When Take That roll into town, they certainly don’t do so quietly. The sale of tickets for Progress Live 2011 caused an absolute frenzy last October and the sensible raincoats and cowboy hats are out in force as the stadium gradually fills up to the sounds of the Pet Shop Boys. The excitement is palpable – singing and dancing along to ‘Go West’, ‘It’s a Sin’ and ‘West End Girls’ proves an excellent warm up for the main event.
In comparison to 2009’s spectacular Circus tour, tonight sees a surprisingly no frills entrance – a brief greeting, and then Gary, Howard, Jason and Mark begin with acoustic rendition of ‘Rule The World’, the sound of a capacity Croke Park singing along in unison is an absolute treat. The full band kicks in for verse two – and Progress Live officially takes off. Confetti, explosions, fireworks, and a supporting cast of dancing trees, roller-skating bees and a huge caterpillar – just another day at the Take That office.
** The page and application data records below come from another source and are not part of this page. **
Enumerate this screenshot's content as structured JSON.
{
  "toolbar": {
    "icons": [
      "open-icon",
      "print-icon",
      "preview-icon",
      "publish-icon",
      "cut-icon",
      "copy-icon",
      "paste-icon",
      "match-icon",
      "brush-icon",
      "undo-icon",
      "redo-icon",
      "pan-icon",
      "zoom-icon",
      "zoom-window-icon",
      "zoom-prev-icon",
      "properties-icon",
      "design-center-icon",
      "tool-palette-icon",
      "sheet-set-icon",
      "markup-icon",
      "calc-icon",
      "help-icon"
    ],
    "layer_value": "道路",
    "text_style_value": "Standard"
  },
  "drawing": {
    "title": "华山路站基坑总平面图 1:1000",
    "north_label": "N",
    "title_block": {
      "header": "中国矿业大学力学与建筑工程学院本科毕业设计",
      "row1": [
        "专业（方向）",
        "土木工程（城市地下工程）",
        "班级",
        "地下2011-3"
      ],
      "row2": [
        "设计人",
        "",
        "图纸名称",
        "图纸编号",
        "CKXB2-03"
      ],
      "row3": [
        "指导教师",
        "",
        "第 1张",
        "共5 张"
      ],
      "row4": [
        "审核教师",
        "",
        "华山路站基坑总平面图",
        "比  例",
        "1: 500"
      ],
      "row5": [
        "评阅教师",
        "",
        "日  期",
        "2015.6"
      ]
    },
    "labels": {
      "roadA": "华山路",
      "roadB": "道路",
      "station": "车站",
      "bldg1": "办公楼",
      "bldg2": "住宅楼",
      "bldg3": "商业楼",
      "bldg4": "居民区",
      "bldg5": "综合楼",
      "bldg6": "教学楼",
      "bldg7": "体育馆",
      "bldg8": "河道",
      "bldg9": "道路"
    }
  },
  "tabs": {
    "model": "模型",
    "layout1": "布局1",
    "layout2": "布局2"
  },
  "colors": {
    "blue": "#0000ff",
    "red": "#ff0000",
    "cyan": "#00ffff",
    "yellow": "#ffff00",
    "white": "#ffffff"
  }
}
As the four depart to make way for Robbie Williams’ re-introductory solo set, the crowd are given their first glimpse of four becoming five with a big-screen interlude of the boys’ own take on Sergeant Pepper’s Lonely Hearts Club Band and then it’s time – the top of the screen opens up, and there he is. “Remember me?!” bellows Williams before soaring down towards the stage on suspension cables, the intro of ‘Let Me Entertain You’ ringing out amidst a flurry of explosions and flames. The ego has well and truly landed. The reception that Robbie receives is unbelievable – however, this adoration does deplete as his set progresses, and the reason is simple – he’s just not as good as he used to be. While Gary, Howard, Jason and Mark have all improved and evolved through the years, sadly the same cannot be said for Robbie. His solo songs were hits for a reason, they’re not the problem – there’s just nothing new about him. The banter which would’ve at one time been perceived as charming and tongue-in-cheek now just seems cocky and abrasive. Williams finishes up his set with ultimate crowd-pleaser ‘Angels’ (and a promise about that infamous free gig which he hasn’t forgotten about, will happen soon), and it’s time for Take That to be properly reunited.
A stunning display of choreographed abseiling on a wall of water precedes the group’s arrival at the highest point of the stage to perform ‘The Flood’. This part of the show is all about Progress, including an emphatic performance of ‘S.O.S’ and an old-school dance battle between Jason & Howard to get the crowd swooning for ‘Kidz’. Progress was the biggest selling album of 2011 yet strangely the majority of the crowd seem unfamiliar with it, far happier when the band embrace the old with the aid of just a piano and guitar for a medley including ‘A Million Love Songs’, ‘Babe’, and ‘Everything Changes’. The subsequent duo of ‘Back for Good’ and ‘Pray’ prove to be the highlight of the show – with the biggest screams of the night reserved for the execution of the original dance routine to the latter.
‘Love Love’ ups the ante again, as the giant mechanical man who has been gradually working his way out from the shadows throughout the show takes on a role centre-stage, before moving out into the middle of the stadium. This monster, nicknamed ‘Om’, stands to attention (all 20 metres of him) lit up for main set closer ‘Never Forget’ with 80,000 people singing the chorus with arms outstretched was a truly special moment. There’s a brief break before an encore of Robbie’s lyrically apt ‘No Regrets’, an explosive performance of ‘Relight My Fire’, and Progress album closer ‘Eight Letters’.
Despite the fact that his return to the fold has boosted their profile even further, in truth the inclusion of Williams adds nothing more to the show than a nostalgia element – which as we learned from The Circus tour two years ago is something that Take That don’t need to rely on anymore. A five song Robbie Williams solo set was completely excessive considering the calibre of the four-piece Take That’s recent releases. It was a real shame that massive pop singles ‘Greatest Day’, ‘Rule The World’, ‘Shine’ and ‘Patience’ were all crammed together into the opening segment of the show, and that the quality album tracks from both Beautiful World and The Circus were completely sacrificed to accommodate Williams. The likely post-tour outcome will be the departure of Williams on good terms to rejuvenate his solo career, and the continuation of Take That as a four-piece – and, much as it goes against the beliefs of my 10-year-old fanatic self, it’ll be for the best.